Data about app and page elements
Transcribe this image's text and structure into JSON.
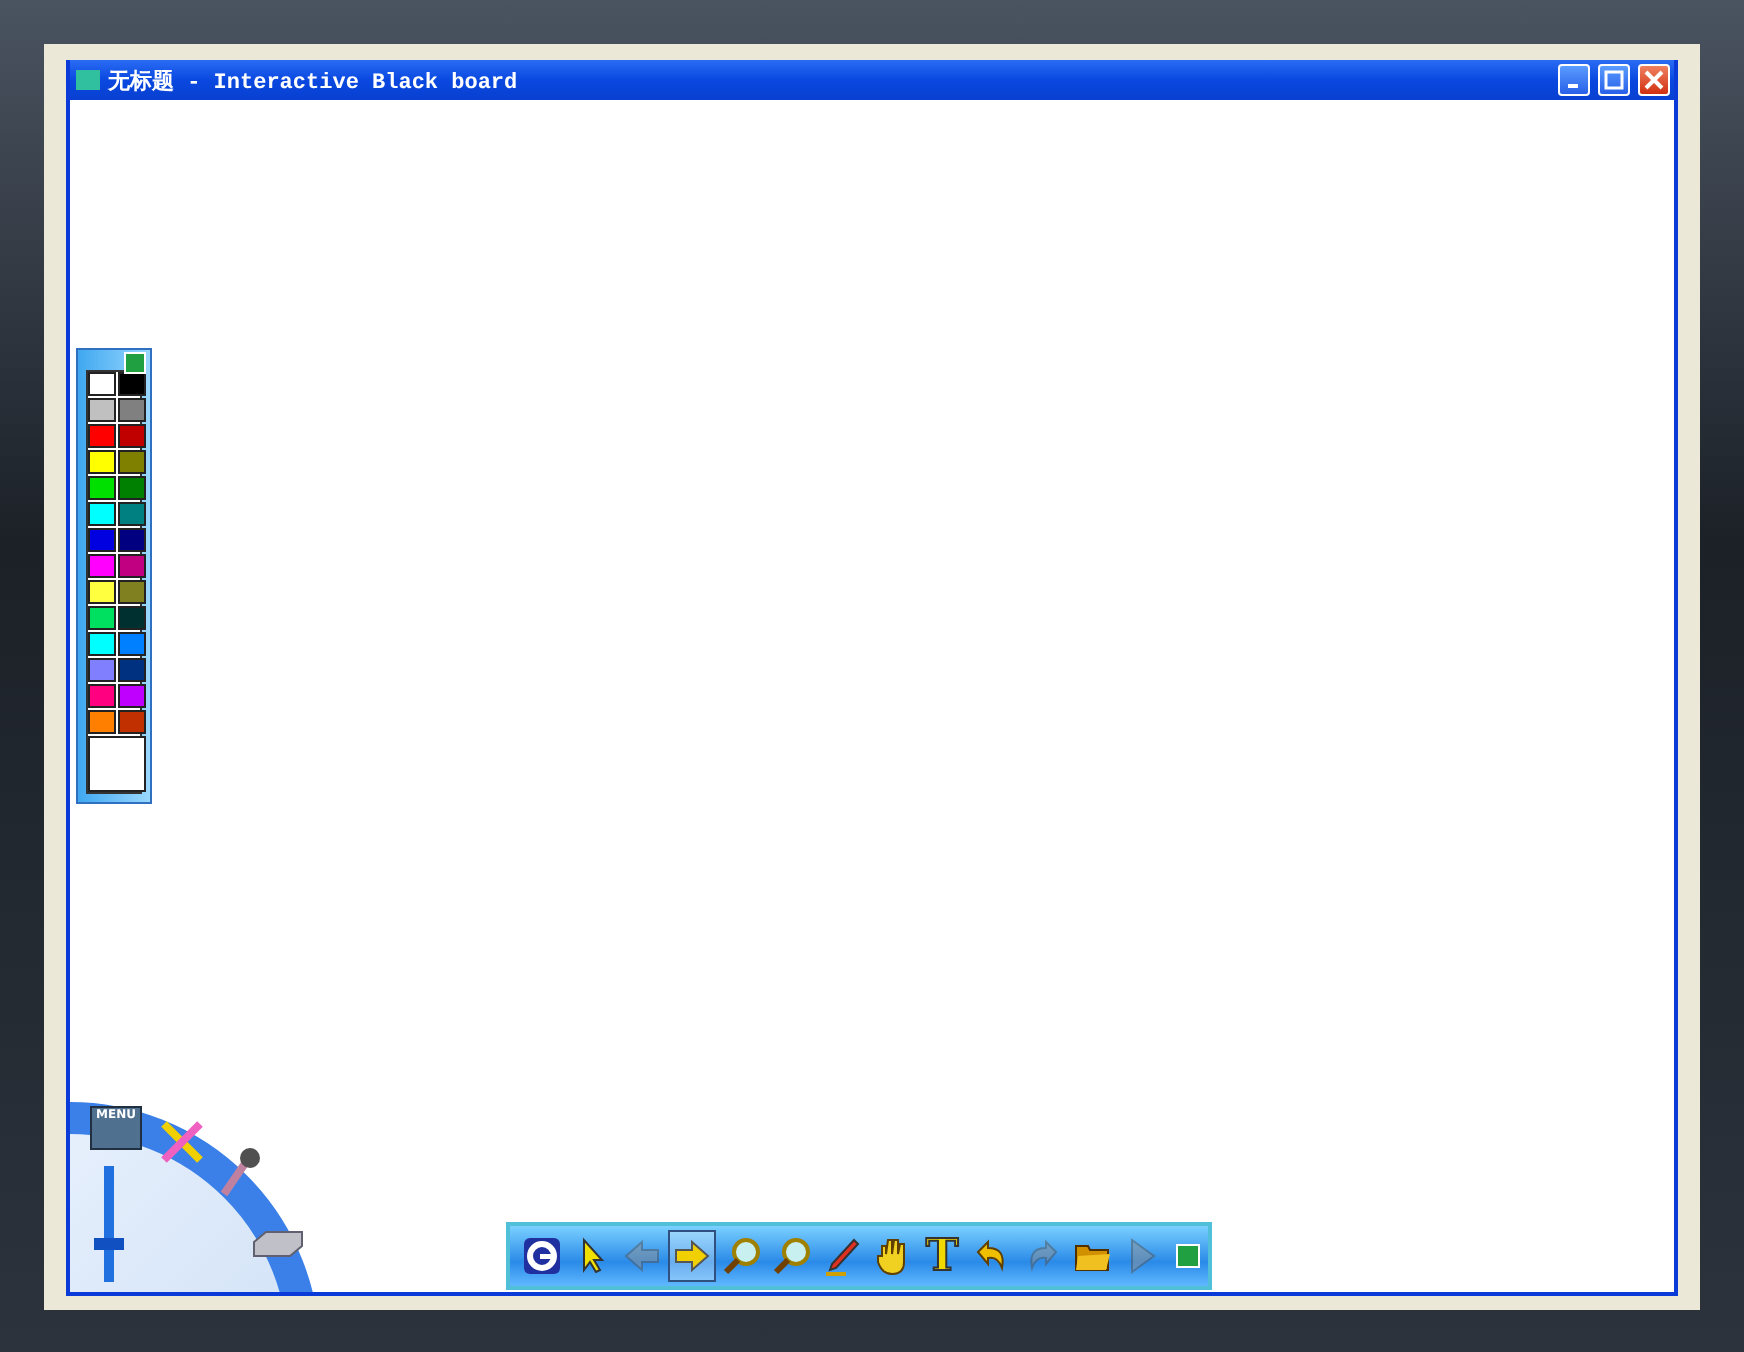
{
  "window": {
    "title": "无标题 - Interactive Black board"
  },
  "palette": {
    "colors": [
      {
        "color": "#ffffff"
      },
      {
        "color": "#000000"
      },
      {
        "color": "#c0c0c0"
      },
      {
        "color": "#808080"
      },
      {
        "color": "#ff0000"
      },
      {
        "color": "#c00000"
      },
      {
        "color": "#ffff00"
      },
      {
        "color": "#808000"
      },
      {
        "color": "#00e000"
      },
      {
        "color": "#008000"
      },
      {
        "color": "#00ffff"
      },
      {
        "color": "#008080"
      },
      {
        "color": "#0000e0"
      },
      {
        "color": "#000080"
      },
      {
        "color": "#ff00ff"
      },
      {
        "color": "#c00080"
      },
      {
        "color": "#ffff40"
      },
      {
        "color": "#808020"
      },
      {
        "color": "#00e060"
      },
      {
        "color": "#003030"
      },
      {
        "color": "#00ffff"
      },
      {
        "color": "#0080ff"
      },
      {
        "color": "#8080ff"
      },
      {
        "color": "#003080"
      },
      {
        "color": "#ff0080"
      },
      {
        "color": "#c000ff"
      },
      {
        "color": "#ff8000"
      },
      {
        "color": "#c03000"
      }
    ]
  },
  "dial": {
    "menu_label": "MENU",
    "slider": {
      "level": 0.3
    }
  },
  "toolbar": {
    "tools": [
      {
        "kind": "logo",
        "selected": false,
        "disabled": false
      },
      {
        "kind": "pointer",
        "selected": false,
        "disabled": false
      },
      {
        "kind": "back",
        "selected": false,
        "disabled": true
      },
      {
        "kind": "forward",
        "selected": true,
        "disabled": false
      },
      {
        "kind": "zoom-in",
        "selected": false,
        "disabled": false
      },
      {
        "kind": "zoom-out",
        "selected": false,
        "disabled": false
      },
      {
        "kind": "pen",
        "selected": false,
        "disabled": false
      },
      {
        "kind": "hand",
        "selected": false,
        "disabled": false
      },
      {
        "kind": "text",
        "label": "T",
        "selected": false,
        "disabled": false
      },
      {
        "kind": "undo",
        "selected": false,
        "disabled": false
      },
      {
        "kind": "redo",
        "selected": false,
        "disabled": true
      },
      {
        "kind": "folder",
        "selected": false,
        "disabled": false
      },
      {
        "kind": "next",
        "selected": false,
        "disabled": true
      }
    ]
  }
}
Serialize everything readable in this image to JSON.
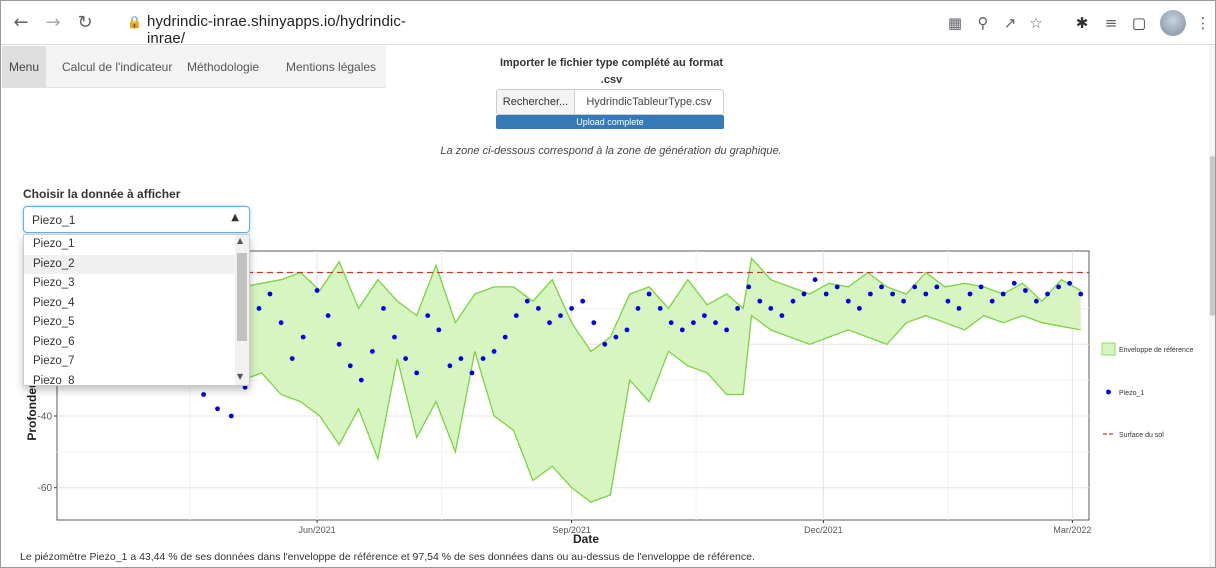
{
  "browser": {
    "url": "hydrindic-inrae.shinyapps.io/hydrindic-inrae/",
    "icons": [
      "back-arrow-icon",
      "forward-arrow-icon",
      "reload-icon",
      "lock-icon",
      "translate-icon",
      "zoom-icon",
      "share-icon",
      "star-icon",
      "extension-icon",
      "reading-list-icon",
      "side-panel-icon",
      "profile-avatar",
      "more-menu-icon"
    ]
  },
  "navbar": {
    "items": [
      "Menu",
      "Calcul de l'indicateur",
      "Méthodologie",
      "Mentions légales"
    ],
    "active": "Menu"
  },
  "upload": {
    "title": "Importer le fichier type complété au format .csv",
    "browse_label": "Rechercher...",
    "file_name": "HydrindicTableurType.csv",
    "progress_text": "Upload complete",
    "progress": 100
  },
  "zone_note": "La zone ci-dessous correspond à la zone de génération du graphique.",
  "select": {
    "label": "Choisir la donnée à afficher",
    "value": "Piezo_1",
    "options": [
      "Piezo_1",
      "Piezo_2",
      "Piezo_3",
      "Piezo_4",
      "Piezo_5",
      "Piezo_6",
      "Piezo_7",
      "Piezo_8"
    ],
    "highlighted": "Piezo_2"
  },
  "chart_data": {
    "type": "line",
    "xlabel": "Date",
    "ylabel": "Profondeur d",
    "x_ticks": [
      "Jun/2021",
      "Sep/2021",
      "Dec/2021",
      "Mar/2022"
    ],
    "y_ticks": [
      -40,
      -60
    ],
    "xlim": [
      "2021-02-27",
      "2022-03-07"
    ],
    "ylim": [
      -69,
      6
    ],
    "grid": true,
    "legend_position": "right",
    "legend": [
      {
        "name": "Enveloppe de référence",
        "kind": "ribbon",
        "fill": "#d6f5c0",
        "stroke": "#7bd341"
      },
      {
        "name": "Piezo_1",
        "kind": "points",
        "color": "#0000e6"
      },
      {
        "name": "Surface du sol",
        "kind": "dashed-line",
        "color": "#c0392b"
      }
    ],
    "surface_level": 0,
    "envelope": {
      "x": [
        "2021-03-01",
        "2021-03-11",
        "2021-03-21",
        "2021-03-31",
        "2021-04-10",
        "2021-04-20",
        "2021-04-28",
        "2021-05-05",
        "2021-05-12",
        "2021-05-19",
        "2021-05-26",
        "2021-06-02",
        "2021-06-09",
        "2021-06-16",
        "2021-06-23",
        "2021-06-30",
        "2021-07-07",
        "2021-07-14",
        "2021-07-21",
        "2021-07-28",
        "2021-08-04",
        "2021-08-11",
        "2021-08-18",
        "2021-08-25",
        "2021-09-01",
        "2021-09-08",
        "2021-09-15",
        "2021-09-22",
        "2021-09-29",
        "2021-10-06",
        "2021-10-13",
        "2021-10-20",
        "2021-10-27",
        "2021-11-02",
        "2021-11-05",
        "2021-11-12",
        "2021-11-19",
        "2021-11-26",
        "2021-12-03",
        "2021-12-10",
        "2021-12-17",
        "2021-12-24",
        "2021-12-31",
        "2022-01-07",
        "2022-01-14",
        "2022-01-21",
        "2022-01-28",
        "2022-02-04",
        "2022-02-11",
        "2022-02-18",
        "2022-02-25",
        "2022-03-04"
      ],
      "upper": [
        -1,
        2,
        -3,
        -6,
        -4,
        -8,
        -6,
        -4,
        -3,
        -2,
        0,
        -5,
        3,
        -10,
        -2,
        -8,
        -12,
        2,
        -14,
        -6,
        -4,
        -4,
        -8,
        -2,
        -14,
        -22,
        -18,
        -6,
        -4,
        -10,
        -2,
        -9,
        -6,
        -10,
        4,
        -2,
        -4,
        -6,
        -3,
        -4,
        0,
        -4,
        -6,
        0,
        -4,
        -3,
        -4,
        -6,
        -3,
        -8,
        -2,
        -5
      ],
      "lower": [
        -6,
        -10,
        -12,
        -16,
        -18,
        -22,
        -26,
        -30,
        -28,
        -34,
        -36,
        -40,
        -48,
        -38,
        -52,
        -24,
        -46,
        -36,
        -50,
        -22,
        -40,
        -44,
        -58,
        -54,
        -60,
        -64,
        -62,
        -30,
        -36,
        -22,
        -26,
        -28,
        -34,
        -34,
        -12,
        -16,
        -18,
        -20,
        -18,
        -16,
        -18,
        -20,
        -14,
        -12,
        -14,
        -16,
        -12,
        -14,
        -12,
        -14,
        -15,
        -16
      ]
    },
    "series": [
      {
        "name": "Piezo_1",
        "x": [
          "2021-03-02",
          "2021-03-07",
          "2021-03-12",
          "2021-03-17",
          "2021-03-22",
          "2021-03-27",
          "2021-04-01",
          "2021-04-06",
          "2021-04-11",
          "2021-04-16",
          "2021-04-21",
          "2021-04-26",
          "2021-05-01",
          "2021-05-06",
          "2021-05-11",
          "2021-05-15",
          "2021-05-19",
          "2021-05-23",
          "2021-05-27",
          "2021-06-01",
          "2021-06-05",
          "2021-06-09",
          "2021-06-13",
          "2021-06-17",
          "2021-06-21",
          "2021-06-25",
          "2021-06-29",
          "2021-07-03",
          "2021-07-07",
          "2021-07-11",
          "2021-07-15",
          "2021-07-19",
          "2021-07-23",
          "2021-07-27",
          "2021-07-31",
          "2021-08-04",
          "2021-08-08",
          "2021-08-12",
          "2021-08-16",
          "2021-08-20",
          "2021-08-24",
          "2021-08-28",
          "2021-09-01",
          "2021-09-05",
          "2021-09-09",
          "2021-09-13",
          "2021-09-17",
          "2021-09-21",
          "2021-09-25",
          "2021-09-29",
          "2021-10-03",
          "2021-10-07",
          "2021-10-11",
          "2021-10-15",
          "2021-10-19",
          "2021-10-23",
          "2021-10-27",
          "2021-10-31",
          "2021-11-04",
          "2021-11-08",
          "2021-11-12",
          "2021-11-16",
          "2021-11-20",
          "2021-11-24",
          "2021-11-28",
          "2021-12-02",
          "2021-12-06",
          "2021-12-10",
          "2021-12-14",
          "2021-12-18",
          "2021-12-22",
          "2021-12-26",
          "2021-12-30",
          "2022-01-03",
          "2022-01-07",
          "2022-01-11",
          "2022-01-15",
          "2022-01-19",
          "2022-01-23",
          "2022-01-27",
          "2022-01-31",
          "2022-02-04",
          "2022-02-08",
          "2022-02-12",
          "2022-02-16",
          "2022-02-20",
          "2022-02-24",
          "2022-02-28",
          "2022-03-04"
        ],
        "y": [
          -2,
          -3,
          -2,
          -4,
          -5,
          -8,
          -12,
          -18,
          -22,
          -28,
          -34,
          -38,
          -40,
          -32,
          -10,
          -6,
          -14,
          -24,
          -18,
          -5,
          -12,
          -20,
          -26,
          -30,
          -22,
          -10,
          -18,
          -24,
          -28,
          -12,
          -16,
          -26,
          -24,
          -28,
          -24,
          -22,
          -18,
          -12,
          -8,
          -10,
          -14,
          -12,
          -10,
          -8,
          -14,
          -20,
          -18,
          -16,
          -10,
          -6,
          -10,
          -14,
          -16,
          -14,
          -12,
          -14,
          -16,
          -10,
          -4,
          -8,
          -10,
          -12,
          -8,
          -6,
          -2,
          -6,
          -4,
          -8,
          -10,
          -6,
          -4,
          -6,
          -8,
          -4,
          -6,
          -4,
          -8,
          -10,
          -6,
          -4,
          -8,
          -6,
          -3,
          -5,
          -8,
          -6,
          -4,
          -3,
          -6
        ]
      }
    ]
  },
  "summary": "Le piézomètre Piezo_1 a 43,44 % de ses données dans l'enveloppe de référence et 97,54 % de ses données dans ou au-dessus de l'enveloppe de référence."
}
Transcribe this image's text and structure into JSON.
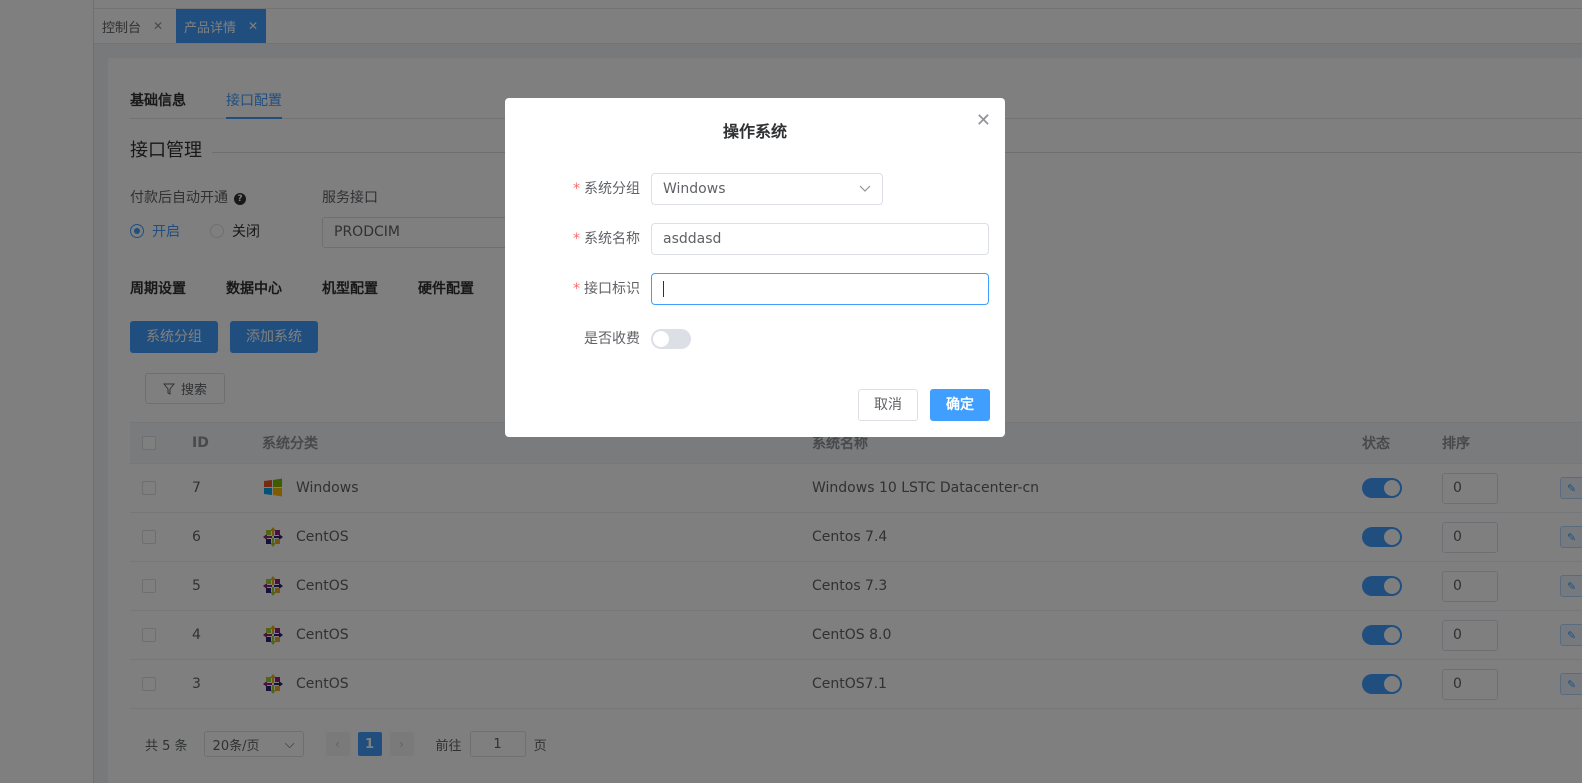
{
  "tabs": [
    {
      "label": "控制台",
      "active": false
    },
    {
      "label": "产品详情",
      "active": true
    }
  ],
  "subtabs": [
    "基础信息",
    "接口配置"
  ],
  "section_title": "接口管理",
  "auto_open": {
    "label": "付款后自动开通",
    "on": "开启",
    "off": "关闭",
    "selected": "开启"
  },
  "service": {
    "label": "服务接口",
    "value": "PRODCIM"
  },
  "config_tabs": [
    "周期设置",
    "数据中心",
    "机型配置",
    "硬件配置"
  ],
  "buttons": {
    "group": "系统分组",
    "add": "添加系统",
    "search": "搜索"
  },
  "table": {
    "headers": {
      "id": "ID",
      "category": "系统分类",
      "name": "系统名称",
      "status": "状态",
      "sort": "排序"
    },
    "rows": [
      {
        "id": "7",
        "category": "Windows",
        "name": "Windows 10 LSTC Datacenter-cn",
        "sort": "0",
        "icon": "windows-icon"
      },
      {
        "id": "6",
        "category": "CentOS",
        "name": "Centos 7.4",
        "sort": "0",
        "icon": "centos-icon"
      },
      {
        "id": "5",
        "category": "CentOS",
        "name": "Centos 7.3",
        "sort": "0",
        "icon": "centos-icon"
      },
      {
        "id": "4",
        "category": "CentOS",
        "name": "CentOS 8.0",
        "sort": "0",
        "icon": "centos-icon"
      },
      {
        "id": "3",
        "category": "CentOS",
        "name": "CentOS7.1",
        "sort": "0",
        "icon": "centos-icon"
      }
    ]
  },
  "pagination": {
    "total": "共 5 条",
    "page_size": "20条/页",
    "current": "1",
    "goto_label": "前往",
    "goto_value": "1",
    "page_unit": "页"
  },
  "dialog": {
    "title": "操作系统",
    "fields": {
      "group": {
        "label": "系统分组",
        "value": "Windows"
      },
      "name": {
        "label": "系统名称",
        "value": "asddasd"
      },
      "ident": {
        "label": "接口标识",
        "value": ""
      },
      "charge": {
        "label": "是否收费"
      }
    },
    "cancel": "取消",
    "ok": "确定"
  },
  "colors": {
    "primary": "#409eff",
    "required": "#f56c6c",
    "overlay": "rgba(0,0,0,0.5)"
  }
}
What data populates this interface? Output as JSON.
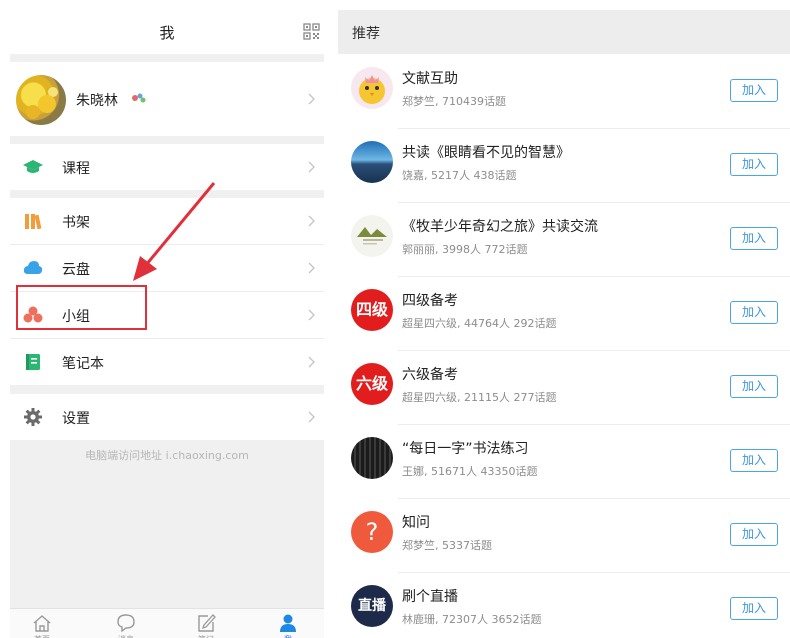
{
  "me_screen": {
    "title": "我",
    "profile": {
      "name": "朱晓林"
    },
    "menu": {
      "course": "课程",
      "bookshelf": "书架",
      "cloud": "云盘",
      "group": "小组",
      "notebook": "笔记本",
      "settings": "设置"
    },
    "footer_url": "电脑端访问地址 i.chaoxing.com",
    "tabs": [
      {
        "label": "首页",
        "icon": "home-icon"
      },
      {
        "label": "消息",
        "icon": "message-icon"
      },
      {
        "label": "笔记",
        "icon": "note-edit-icon"
      },
      {
        "label": "我",
        "icon": "person-icon"
      }
    ],
    "active_tab": "我",
    "highlight_color": "#e0303a",
    "accent_color": "#1e88e5"
  },
  "recommend_screen": {
    "title": "推荐",
    "join_label": "加入",
    "groups": [
      {
        "name": "文献互助",
        "meta": "郑梦竺, 710439话题",
        "avatar": "chick-avatar"
      },
      {
        "name": "共读《眼睛看不见的智慧》",
        "meta": "饶嘉, 5217人 438话题",
        "avatar": "landscape-avatar"
      },
      {
        "name": "《牧羊少年奇幻之旅》共读交流",
        "meta": "郭丽丽, 3998人 772话题",
        "avatar": "book-cover-avatar"
      },
      {
        "name": "四级备考",
        "meta": "超星四六级, 44764人 292话题",
        "avatar": "cet4-avatar",
        "badge": "四级"
      },
      {
        "name": "六级备考",
        "meta": "超星四六级, 21115人 277话题",
        "avatar": "cet6-avatar",
        "badge": "六级"
      },
      {
        "name": "“每日一字”书法练习",
        "meta": "王娜, 51671人 43350话题",
        "avatar": "calligraphy-avatar"
      },
      {
        "name": "知问",
        "meta": "郑梦竺, 5337话题",
        "avatar": "question-avatar",
        "badge": "?"
      },
      {
        "name": "刷个直播",
        "meta": "林鹿珊, 72307人 3652话题",
        "avatar": "live-avatar",
        "badge": "直播"
      }
    ]
  }
}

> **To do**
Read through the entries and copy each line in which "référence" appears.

> **Solved exercise**
        "name": "Enveloppe de référence",
  "summary": "Le piézomètre Piezo_1 a 43,44 % de ses données dans l'enveloppe de référence et 97,54 % de ses données dans ou au-dessus de l'enveloppe de référence."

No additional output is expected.